===== Entries provided

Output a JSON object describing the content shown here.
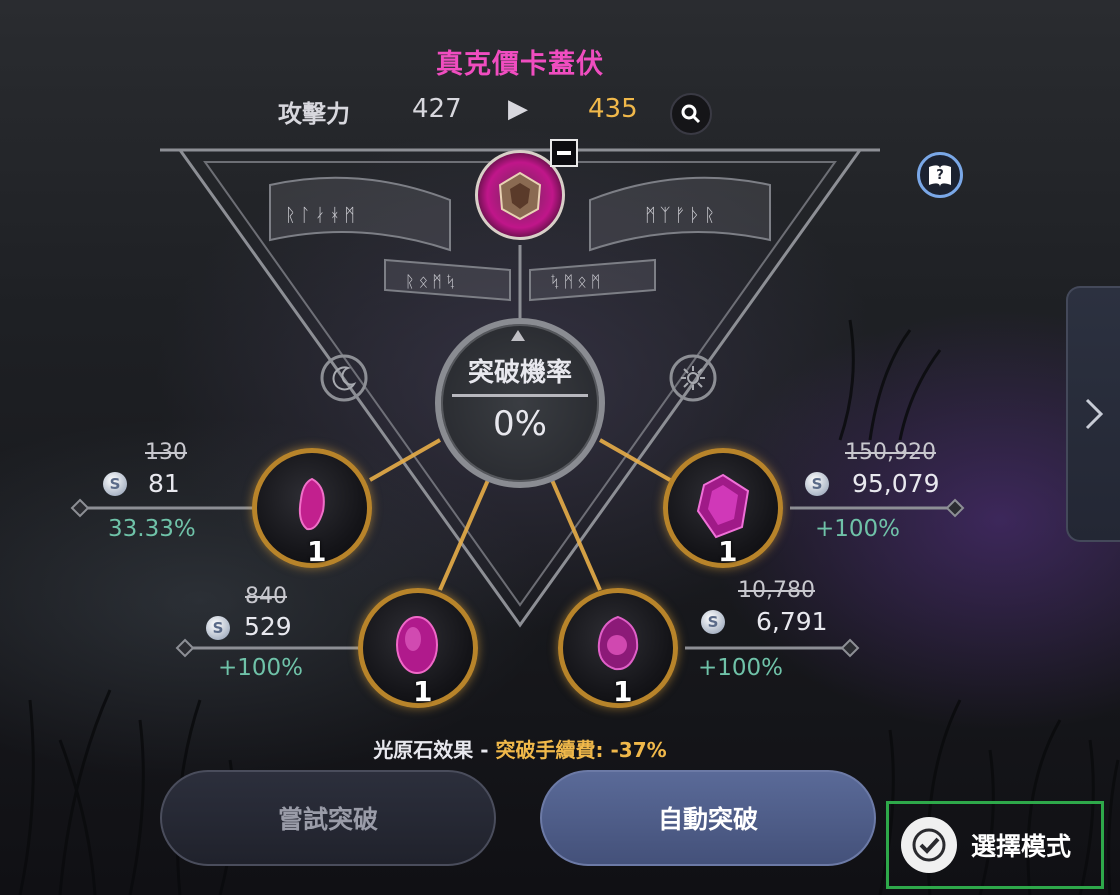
{
  "title": "真克價卡蓋伏",
  "stats": {
    "label": "攻擊力",
    "current": "427",
    "arrow": "▶",
    "next": "435"
  },
  "runes": {
    "left_banner": "ᚱᛚᛅᚼᛗ",
    "right_banner": "ᛗᛉᚠᚦᚱ",
    "bottom_left": "ᚱᛟᛗᛪ",
    "bottom_right": "ᛪᛗᛟᛗ"
  },
  "rate": {
    "label": "突破機率",
    "value": "0%"
  },
  "slots": [
    {
      "id": "top-left",
      "count": "1",
      "price_old": "130",
      "price_new": "81",
      "percent": "33.33%"
    },
    {
      "id": "top-right",
      "count": "1",
      "price_old": "150,920",
      "price_new": "95,079",
      "percent": "+100%"
    },
    {
      "id": "bottom-left",
      "count": "1",
      "price_old": "840",
      "price_new": "529",
      "percent": "+100%"
    },
    {
      "id": "bottom-right",
      "count": "1",
      "price_old": "10,780",
      "price_new": "6,791",
      "percent": "+100%"
    }
  ],
  "coin_symbol": "S",
  "effect": {
    "prefix": "光原石效果 - ",
    "highlight": "突破手續費: -37%"
  },
  "buttons": {
    "try": "嘗試突破",
    "auto": "自動突破",
    "select_mode": "選擇模式"
  },
  "icons": {
    "search": "search-icon",
    "help": "help-book-icon",
    "minus": "minus-icon",
    "check": "check-icon",
    "chevron": "chevron-right-icon",
    "moon": "moon-icon",
    "sun": "sun-icon"
  },
  "colors": {
    "title": "#f04dc0",
    "upgrade_value": "#f0b84a",
    "percent": "#6fc2a8",
    "slot_border": "#b8842a",
    "select_mode_border": "#2ea84a"
  }
}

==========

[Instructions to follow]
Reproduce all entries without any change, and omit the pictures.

[Answer to this task]
Output a JSON object describing the content shown here.
{
  "title": "真克價卡蓋伏",
  "stats": {
    "label": "攻擊力",
    "current": "427",
    "arrow": "▶",
    "next": "435"
  },
  "runes": {
    "left_banner": "ᚱᛚᛅᚼᛗ",
    "right_banner": "ᛗᛉᚠᚦᚱ",
    "bottom_left": "ᚱᛟᛗᛪ",
    "bottom_right": "ᛪᛗᛟᛗ"
  },
  "rate": {
    "label": "突破機率",
    "value": "0%"
  },
  "slots": [
    {
      "id": "top-left",
      "count": "1",
      "price_old": "130",
      "price_new": "81",
      "percent": "33.33%"
    },
    {
      "id": "top-right",
      "count": "1",
      "price_old": "150,920",
      "price_new": "95,079",
      "percent": "+100%"
    },
    {
      "id": "bottom-left",
      "count": "1",
      "price_old": "840",
      "price_new": "529",
      "percent": "+100%"
    },
    {
      "id": "bottom-right",
      "count": "1",
      "price_old": "10,780",
      "price_new": "6,791",
      "percent": "+100%"
    }
  ],
  "coin_symbol": "S",
  "effect": {
    "prefix": "光原石效果 - ",
    "highlight": "突破手續費: -37%"
  },
  "buttons": {
    "try": "嘗試突破",
    "auto": "自動突破",
    "select_mode": "選擇模式"
  },
  "icons": {
    "search": "search-icon",
    "help": "help-book-icon",
    "minus": "minus-icon",
    "check": "check-icon",
    "chevron": "chevron-right-icon",
    "moon": "moon-icon",
    "sun": "sun-icon"
  },
  "colors": {
    "title": "#f04dc0",
    "upgrade_value": "#f0b84a",
    "percent": "#6fc2a8",
    "slot_border": "#b8842a",
    "select_mode_border": "#2ea84a"
  }
}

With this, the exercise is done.